# Available data
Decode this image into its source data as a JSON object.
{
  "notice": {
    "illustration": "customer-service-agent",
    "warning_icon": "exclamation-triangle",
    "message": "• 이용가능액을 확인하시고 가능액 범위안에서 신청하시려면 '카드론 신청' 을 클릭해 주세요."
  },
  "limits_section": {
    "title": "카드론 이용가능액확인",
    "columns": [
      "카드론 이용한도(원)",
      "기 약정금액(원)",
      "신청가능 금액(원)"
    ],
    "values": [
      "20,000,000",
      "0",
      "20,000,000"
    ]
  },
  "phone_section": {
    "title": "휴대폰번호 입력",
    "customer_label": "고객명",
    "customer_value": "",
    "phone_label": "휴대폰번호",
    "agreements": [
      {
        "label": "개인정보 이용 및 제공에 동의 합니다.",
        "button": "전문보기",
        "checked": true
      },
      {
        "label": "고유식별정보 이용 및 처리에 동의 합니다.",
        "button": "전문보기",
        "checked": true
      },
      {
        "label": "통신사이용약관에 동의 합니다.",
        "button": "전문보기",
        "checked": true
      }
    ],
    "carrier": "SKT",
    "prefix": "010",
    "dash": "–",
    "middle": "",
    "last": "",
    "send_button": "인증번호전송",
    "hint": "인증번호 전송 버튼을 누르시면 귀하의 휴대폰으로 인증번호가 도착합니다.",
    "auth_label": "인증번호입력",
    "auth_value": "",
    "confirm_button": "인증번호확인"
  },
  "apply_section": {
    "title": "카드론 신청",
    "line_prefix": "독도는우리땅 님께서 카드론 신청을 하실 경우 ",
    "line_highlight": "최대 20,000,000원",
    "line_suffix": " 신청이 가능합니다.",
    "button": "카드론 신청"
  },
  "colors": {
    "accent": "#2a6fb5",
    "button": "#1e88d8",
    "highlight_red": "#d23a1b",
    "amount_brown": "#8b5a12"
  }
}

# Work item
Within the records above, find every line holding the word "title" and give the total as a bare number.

# Expected output
3